With poor policing with a lack of organisation and planning, no cctv or stewarding and grounds that were falling apart plus a group of young men who felt oppressed by Margaret Thatcher’s government all led to a dangerous cocktail.
Heysel Stadium itself was falling apart. It was in such poor state that Liverpool objected to the final taking place there however the authorities had made up their mind. It was a central location for both sets of supporters, easy and cheap to get to.
Poor planning and woeful segregation led to both sets of supporters being kept apart by nothing more than chicken wire fencing. One section was supposedly set aside for “neutral” supporters but with a large local Italian population in Brussels this was taken up by many Juventus supporters. With Liverpool fans only metres away all manner of missiles began to rain down on each set of fans.

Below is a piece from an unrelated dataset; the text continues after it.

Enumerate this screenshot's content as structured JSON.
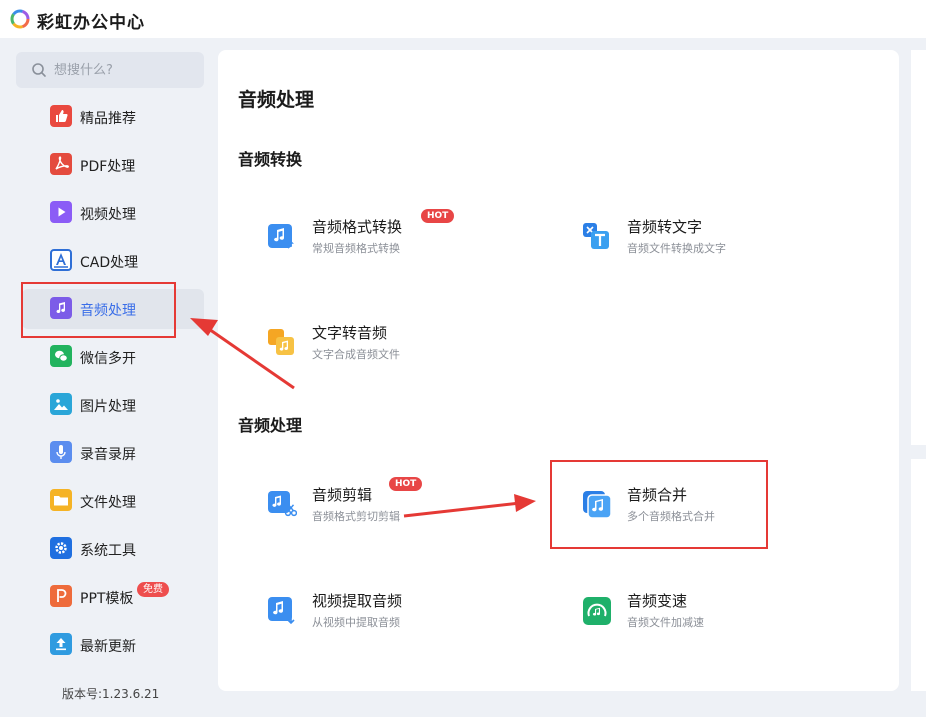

Due to the missiles being thrown the Italians retreated but only ended up crushed against a brick wall that could never hold the pressure against it and the wall collapsed resulting in 39 deaths. A total of 600 people were injured that night.

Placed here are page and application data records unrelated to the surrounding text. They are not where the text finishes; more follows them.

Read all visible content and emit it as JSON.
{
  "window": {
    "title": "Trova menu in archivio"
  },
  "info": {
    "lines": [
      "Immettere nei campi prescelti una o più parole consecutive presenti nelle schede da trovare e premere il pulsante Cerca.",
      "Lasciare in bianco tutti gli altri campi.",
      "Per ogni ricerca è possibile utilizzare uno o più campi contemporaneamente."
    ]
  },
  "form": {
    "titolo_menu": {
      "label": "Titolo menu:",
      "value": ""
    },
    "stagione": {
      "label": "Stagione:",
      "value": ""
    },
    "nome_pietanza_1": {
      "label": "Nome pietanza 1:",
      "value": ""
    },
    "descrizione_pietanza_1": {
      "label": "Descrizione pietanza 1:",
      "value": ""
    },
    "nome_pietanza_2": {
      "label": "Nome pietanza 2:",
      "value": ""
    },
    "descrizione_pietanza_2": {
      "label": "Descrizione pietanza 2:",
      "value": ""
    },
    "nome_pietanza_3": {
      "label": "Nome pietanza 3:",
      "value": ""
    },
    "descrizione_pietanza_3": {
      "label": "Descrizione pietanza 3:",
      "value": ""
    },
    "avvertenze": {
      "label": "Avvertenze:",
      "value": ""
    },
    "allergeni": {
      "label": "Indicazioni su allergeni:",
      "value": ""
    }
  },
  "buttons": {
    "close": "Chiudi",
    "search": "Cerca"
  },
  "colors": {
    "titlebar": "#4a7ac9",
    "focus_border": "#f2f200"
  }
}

After the wall collapsed and despite people laying dead both sets of supporters decided to riot with scenes of people running around with poles and any manner of missiles whilst covering their faces with scarves. The carnage went on for a couple of hours and the football match hadn’t even kicked off.
Back in Majorca we were oblivious to the sheer devastation and loss of life. Sadly hooliganism was christened the “English Disease” and we as british holidaymakers were tarred with the same brush.

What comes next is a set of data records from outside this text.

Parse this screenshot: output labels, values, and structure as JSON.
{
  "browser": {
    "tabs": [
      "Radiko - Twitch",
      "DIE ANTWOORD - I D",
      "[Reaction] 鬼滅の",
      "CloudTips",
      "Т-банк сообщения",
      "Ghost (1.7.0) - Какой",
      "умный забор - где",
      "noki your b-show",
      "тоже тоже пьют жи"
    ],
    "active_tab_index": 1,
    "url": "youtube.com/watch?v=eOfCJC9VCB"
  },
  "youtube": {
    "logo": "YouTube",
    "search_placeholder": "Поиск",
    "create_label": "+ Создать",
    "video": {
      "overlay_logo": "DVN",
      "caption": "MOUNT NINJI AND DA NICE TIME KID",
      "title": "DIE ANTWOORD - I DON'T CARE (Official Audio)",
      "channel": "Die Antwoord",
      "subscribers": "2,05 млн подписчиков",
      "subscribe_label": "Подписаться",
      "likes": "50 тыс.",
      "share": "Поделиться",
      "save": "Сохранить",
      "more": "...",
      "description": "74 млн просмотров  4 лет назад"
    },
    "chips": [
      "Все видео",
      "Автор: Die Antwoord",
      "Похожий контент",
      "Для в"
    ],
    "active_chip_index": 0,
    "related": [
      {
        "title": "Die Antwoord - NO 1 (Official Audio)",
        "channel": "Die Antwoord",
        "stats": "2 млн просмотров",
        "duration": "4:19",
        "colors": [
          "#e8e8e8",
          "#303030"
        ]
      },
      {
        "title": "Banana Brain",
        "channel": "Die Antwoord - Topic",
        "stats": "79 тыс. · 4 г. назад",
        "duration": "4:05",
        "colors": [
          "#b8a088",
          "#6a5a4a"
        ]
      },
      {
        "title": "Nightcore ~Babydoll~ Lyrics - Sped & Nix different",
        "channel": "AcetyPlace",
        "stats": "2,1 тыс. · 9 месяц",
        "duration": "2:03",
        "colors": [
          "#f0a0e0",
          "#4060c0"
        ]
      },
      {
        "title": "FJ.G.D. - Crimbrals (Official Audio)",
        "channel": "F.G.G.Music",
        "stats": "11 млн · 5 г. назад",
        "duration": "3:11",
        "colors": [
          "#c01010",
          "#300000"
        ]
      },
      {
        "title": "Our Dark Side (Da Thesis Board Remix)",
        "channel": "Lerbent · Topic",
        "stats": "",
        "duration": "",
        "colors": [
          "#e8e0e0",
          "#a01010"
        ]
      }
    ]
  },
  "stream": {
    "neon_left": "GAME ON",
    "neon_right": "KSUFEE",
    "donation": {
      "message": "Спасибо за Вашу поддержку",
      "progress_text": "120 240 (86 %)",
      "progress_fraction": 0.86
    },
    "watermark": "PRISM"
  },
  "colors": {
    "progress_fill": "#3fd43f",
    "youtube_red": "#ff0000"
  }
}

The next morning the hotel staff removed the Union Jack from the roof yet the Italian flag remained with various other countries flags. The site of the missing flag and shame felt because of it remains with me today. What happened in Brussels had an effect on everyone whether a football fan or not.
In the weeks and months after the disaster, English clubs were kicked out of European competitions indefinitely only to be reinstated five years later. The likes of Everton, Coventry City, Luton Town, Oxford United and Wimbledon missed out on playing in European competitions because of the ban.
During that time the prime minister Margaret Thatcher already dismantling the working classes by breaking the miners and looking after the wealthy had another reason to kick the man in the street by putting pressure on the football authorities to do more to combat hooliganism. Whilst much did need doing to make attending football matches safer, the opposite happened with fences going up including Chelsea chairman Ken Bates installing electric fences at Stamford Bridge, heavy handed policing, etc.
Bates had a plan to erect a 11ft fence with barbed wire and electrify the top of the fence to prevent any pitch invasions which had blighted Chelsea around that era. After much legal wrangling the local council refused to allow the electric fence much to Bates`s annoyance. He claimed farming had been using the fencing for years but this reference just alienated his supporters more. Instead of working to resolve the issues with better stadia, segregation, etc Bates wanted the ultimate deterrent.
One cannot image how haunting it must have been to be at Heysel in 1985. It was an embarrassing time even for this 10 year old who loved football and wanted to talk to the Spanish staff about Barcelona and Real Madrid yet you always felt we were tarred with the same brush as those who rioted in Brussels.
The game was eventually played out later that evening with Juventus winning thanks to a Michel Platini penalty but that never really mattered.